- Problem
Would you repeat the listing exactly but omit every picture?

- Supplied information
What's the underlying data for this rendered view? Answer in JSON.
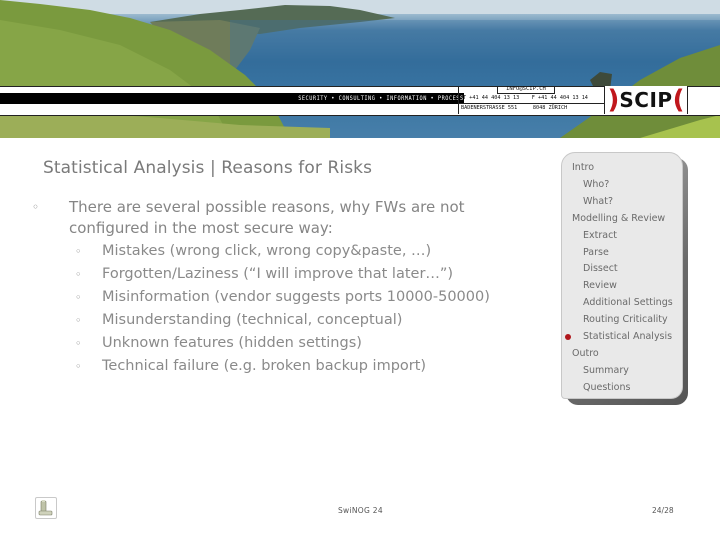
{
  "header": {
    "tagline": "SECURITY • CONSULTING • INFORMATION • PROCESS",
    "email": "INFO@SCIP.CH",
    "phone": "T +41 44 404 13 13",
    "fax": "F +41 44 404 13 14",
    "street": "BADENERSTRASSE 551",
    "city": "8048 ZÜRICH",
    "logo": {
      "left_paren": ")",
      "text": "SCIP",
      "right_paren": "(",
      "accent_color": "#c0171c"
    }
  },
  "slide": {
    "title": "Statistical Analysis | Reasons for Risks",
    "main_bullet": {
      "marker": "◦",
      "text": "There are several possible reasons, why FWs are not configured in the most secure way:"
    },
    "sub_bullets": [
      {
        "marker": "◦",
        "text": "Mistakes (wrong click, wrong copy&paste, …)"
      },
      {
        "marker": "◦",
        "text": "Forgotten/Laziness (“I will improve that later…”)"
      },
      {
        "marker": "◦",
        "text": "Misinformation (vendor suggests ports 10000-50000)"
      },
      {
        "marker": "◦",
        "text": "Misunderstanding (technical, conceptual)"
      },
      {
        "marker": "◦",
        "text": "Unknown features (hidden settings)"
      },
      {
        "marker": "◦",
        "text": "Technical failure (e.g. broken backup import)"
      }
    ]
  },
  "navigation": {
    "items": [
      {
        "label": "Intro",
        "level": 0,
        "active": false
      },
      {
        "label": "Who?",
        "level": 1,
        "active": false
      },
      {
        "label": "What?",
        "level": 1,
        "active": false
      },
      {
        "label": "Modelling & Review",
        "level": 0,
        "active": false
      },
      {
        "label": "Extract",
        "level": 1,
        "active": false
      },
      {
        "label": "Parse",
        "level": 1,
        "active": false
      },
      {
        "label": "Dissect",
        "level": 1,
        "active": false
      },
      {
        "label": "Review",
        "level": 1,
        "active": false
      },
      {
        "label": "Additional Settings",
        "level": 1,
        "active": false
      },
      {
        "label": "Routing Criticality",
        "level": 1,
        "active": false
      },
      {
        "label": "Statistical Analysis",
        "level": 1,
        "active": true
      },
      {
        "label": "Outro",
        "level": 0,
        "active": false
      },
      {
        "label": "Summary",
        "level": 1,
        "active": false
      },
      {
        "label": "Questions",
        "level": 1,
        "active": false
      }
    ],
    "active_marker_color": "#b0171c"
  },
  "footer": {
    "icon": "document-stack-icon",
    "event": "SwiNOG 24",
    "page": "24/28"
  }
}
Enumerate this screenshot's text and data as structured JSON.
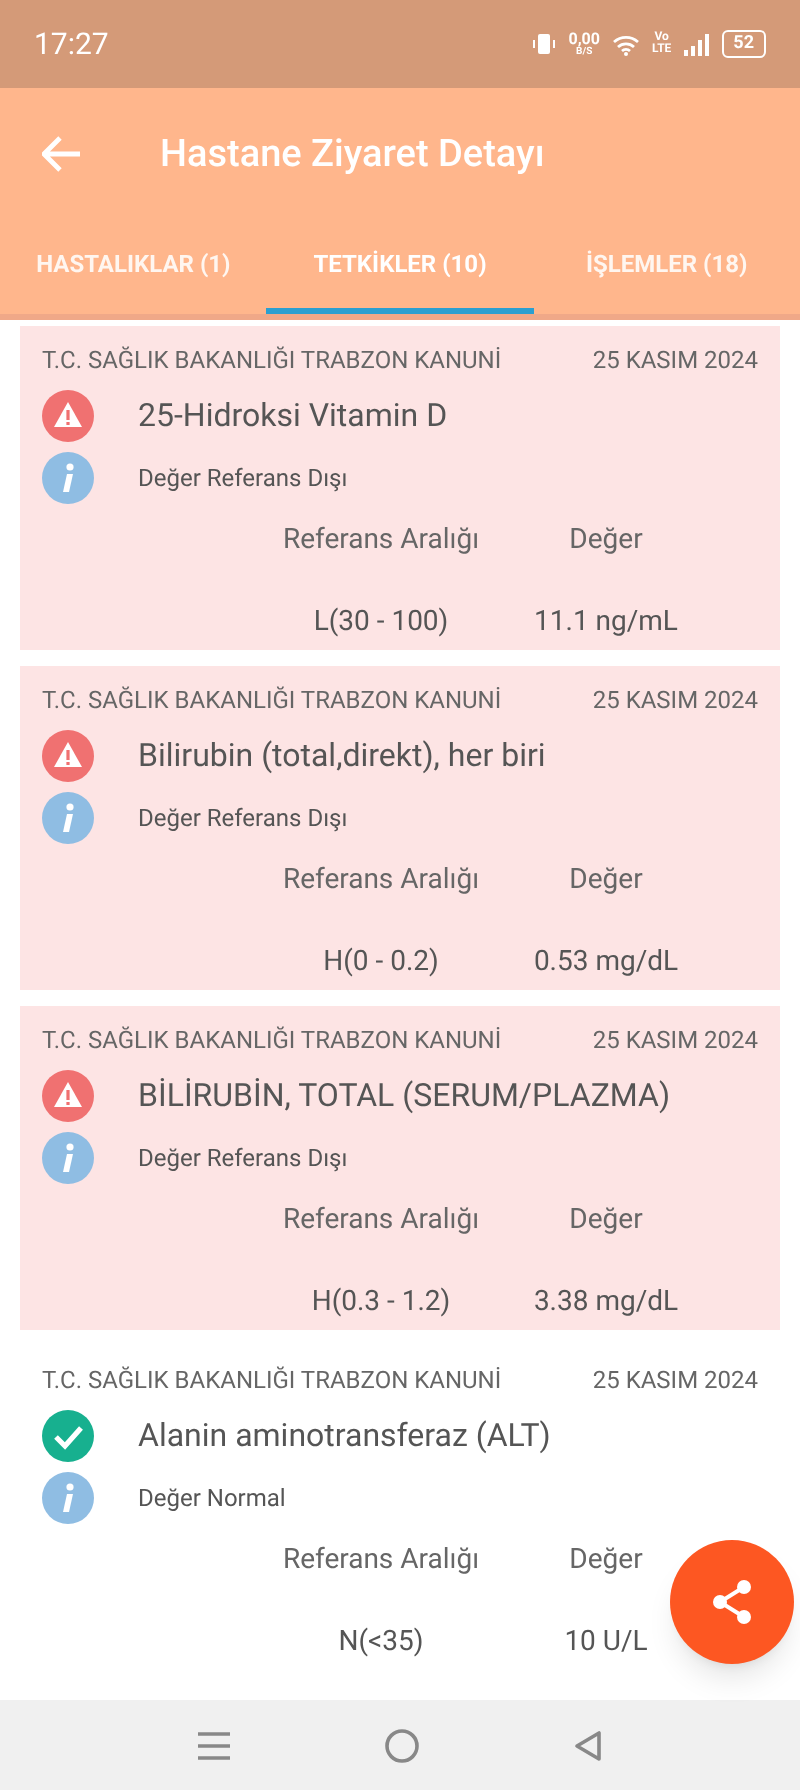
{
  "status_bar": {
    "time": "17:27",
    "net_speed": "0,00",
    "net_unit": "B/S",
    "volte": "Vo",
    "lte": "LTE",
    "battery": "52"
  },
  "app_bar": {
    "title": "Hastane Ziyaret Detayı"
  },
  "tabs": [
    {
      "label": "HASTALIKLAR (1)",
      "selected": false
    },
    {
      "label": "TETKİKLER (10)",
      "selected": true
    },
    {
      "label": "İŞLEMLER (18)",
      "selected": false
    }
  ],
  "tests": [
    {
      "institution": "T.C. SAĞLIK BAKANLIĞI TRABZON KANUNİ",
      "date": "25 KASIM 2024",
      "name": "25-Hidroksi Vitamin D",
      "kind": "abnormal",
      "note": "Değer Referans Dışı",
      "range_header": "Referans Aralığı",
      "value_header": "Değer",
      "range": "L(30 - 100)",
      "value": "11.1 ng/mL"
    },
    {
      "institution": "T.C. SAĞLIK BAKANLIĞI TRABZON KANUNİ",
      "date": "25 KASIM 2024",
      "name": "Bilirubin (total,direkt), her biri",
      "kind": "abnormal",
      "note": "Değer Referans Dışı",
      "range_header": "Referans Aralığı",
      "value_header": "Değer",
      "range": "H(0 - 0.2)",
      "value": "0.53 mg/dL"
    },
    {
      "institution": "T.C. SAĞLIK BAKANLIĞI TRABZON KANUNİ",
      "date": "25 KASIM 2024",
      "name": "BİLİRUBİN, TOTAL (SERUM/PLAZMA)",
      "kind": "abnormal",
      "note": "Değer Referans Dışı",
      "range_header": "Referans Aralığı",
      "value_header": "Değer",
      "range": "H(0.3 - 1.2)",
      "value": "3.38 mg/dL"
    },
    {
      "institution": "T.C. SAĞLIK BAKANLIĞI TRABZON KANUNİ",
      "date": "25 KASIM 2024",
      "name": "Alanin aminotransferaz (ALT)",
      "kind": "normal",
      "note": "Değer Normal",
      "range_header": "Referans Aralığı",
      "value_header": "Değer",
      "range": "N(<35)",
      "value": "10 U/L"
    }
  ]
}
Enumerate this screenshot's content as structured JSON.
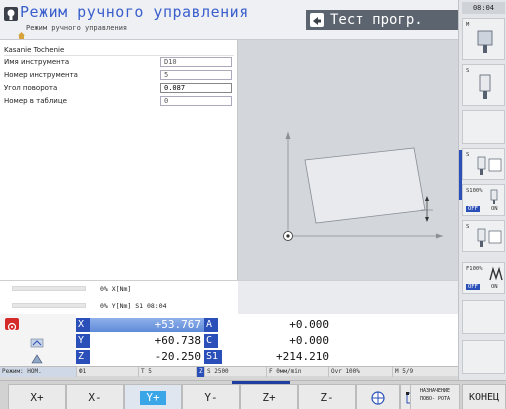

- Final answer
What's the underlying data for this rendered view? Answer in JSON.
{
  "header": {
    "tagline": "SECURITY • CONSULTING • INFORMATION • PROCESS",
    "email": "INFO@SCIP.CH",
    "phone": "T +41 44 404 13 13",
    "fax": "F +41 44 404 13 14",
    "street": "BADENERSTRASSE 551",
    "city": "8048 ZÜRICH",
    "logo": {
      "left_paren": ")",
      "text": "SCIP",
      "right_paren": "(",
      "accent_color": "#c0171c"
    }
  },
  "slide": {
    "title": "Statistical Analysis | Reasons for Risks",
    "main_bullet": {
      "marker": "◦",
      "text": "There are several possible reasons, why FWs are not configured in the most secure way:"
    },
    "sub_bullets": [
      {
        "marker": "◦",
        "text": "Mistakes (wrong click, wrong copy&paste, …)"
      },
      {
        "marker": "◦",
        "text": "Forgotten/Laziness (“I will improve that later…”)"
      },
      {
        "marker": "◦",
        "text": "Misinformation (vendor suggests ports 10000-50000)"
      },
      {
        "marker": "◦",
        "text": "Misunderstanding (technical, conceptual)"
      },
      {
        "marker": "◦",
        "text": "Unknown features (hidden settings)"
      },
      {
        "marker": "◦",
        "text": "Technical failure (e.g. broken backup import)"
      }
    ]
  },
  "navigation": {
    "items": [
      {
        "label": "Intro",
        "level": 0,
        "active": false
      },
      {
        "label": "Who?",
        "level": 1,
        "active": false
      },
      {
        "label": "What?",
        "level": 1,
        "active": false
      },
      {
        "label": "Modelling & Review",
        "level": 0,
        "active": false
      },
      {
        "label": "Extract",
        "level": 1,
        "active": false
      },
      {
        "label": "Parse",
        "level": 1,
        "active": false
      },
      {
        "label": "Dissect",
        "level": 1,
        "active": false
      },
      {
        "label": "Review",
        "level": 1,
        "active": false
      },
      {
        "label": "Additional Settings",
        "level": 1,
        "active": false
      },
      {
        "label": "Routing Criticality",
        "level": 1,
        "active": false
      },
      {
        "label": "Statistical Analysis",
        "level": 1,
        "active": true
      },
      {
        "label": "Outro",
        "level": 0,
        "active": false
      },
      {
        "label": "Summary",
        "level": 1,
        "active": false
      },
      {
        "label": "Questions",
        "level": 1,
        "active": false
      }
    ],
    "active_marker_color": "#b0171c"
  },
  "footer": {
    "icon": "document-stack-icon",
    "event": "SwiNOG 24",
    "page": "24/28"
  }
}
Enumerate this screenshot's text and data as structured JSON.
{
  "status_bar": {
    "time": "17:27",
    "net_speed": "0,00",
    "net_unit": "B/S",
    "volte": "Vo",
    "lte": "LTE",
    "battery": "52"
  },
  "app_bar": {
    "title": "Hastane Ziyaret Detayı"
  },
  "tabs": [
    {
      "label": "HASTALIKLAR (1)",
      "selected": false
    },
    {
      "label": "TETKİKLER (10)",
      "selected": true
    },
    {
      "label": "İŞLEMLER (18)",
      "selected": false
    }
  ],
  "tests": [
    {
      "institution": "T.C. SAĞLIK BAKANLIĞI TRABZON KANUNİ",
      "date": "25 KASIM 2024",
      "name": "25-Hidroksi Vitamin D",
      "kind": "abnormal",
      "note": "Değer Referans Dışı",
      "range_header": "Referans Aralığı",
      "value_header": "Değer",
      "range": "L(30 - 100)",
      "value": "11.1 ng/mL"
    },
    {
      "institution": "T.C. SAĞLIK BAKANLIĞI TRABZON KANUNİ",
      "date": "25 KASIM 2024",
      "name": "Bilirubin (total,direkt), her biri",
      "kind": "abnormal",
      "note": "Değer Referans Dışı",
      "range_header": "Referans Aralığı",
      "value_header": "Değer",
      "range": "H(0 - 0.2)",
      "value": "0.53 mg/dL"
    },
    {
      "institution": "T.C. SAĞLIK BAKANLIĞI TRABZON KANUNİ",
      "date": "25 KASIM 2024",
      "name": "BİLİRUBİN, TOTAL (SERUM/PLAZMA)",
      "kind": "abnormal",
      "note": "Değer Referans Dışı",
      "range_header": "Referans Aralığı",
      "value_header": "Değer",
      "range": "H(0.3 - 1.2)",
      "value": "3.38 mg/dL"
    },
    {
      "institution": "T.C. SAĞLIK BAKANLIĞI TRABZON KANUNİ",
      "date": "25 KASIM 2024",
      "name": "Alanin aminotransferaz (ALT)",
      "kind": "normal",
      "note": "Değer Normal",
      "range_header": "Referans Aralığı",
      "value_header": "Değer",
      "range": "N(<35)",
      "value": "10 U/L"
    }
  ]
}
Enumerate this screenshot's content as structured JSON.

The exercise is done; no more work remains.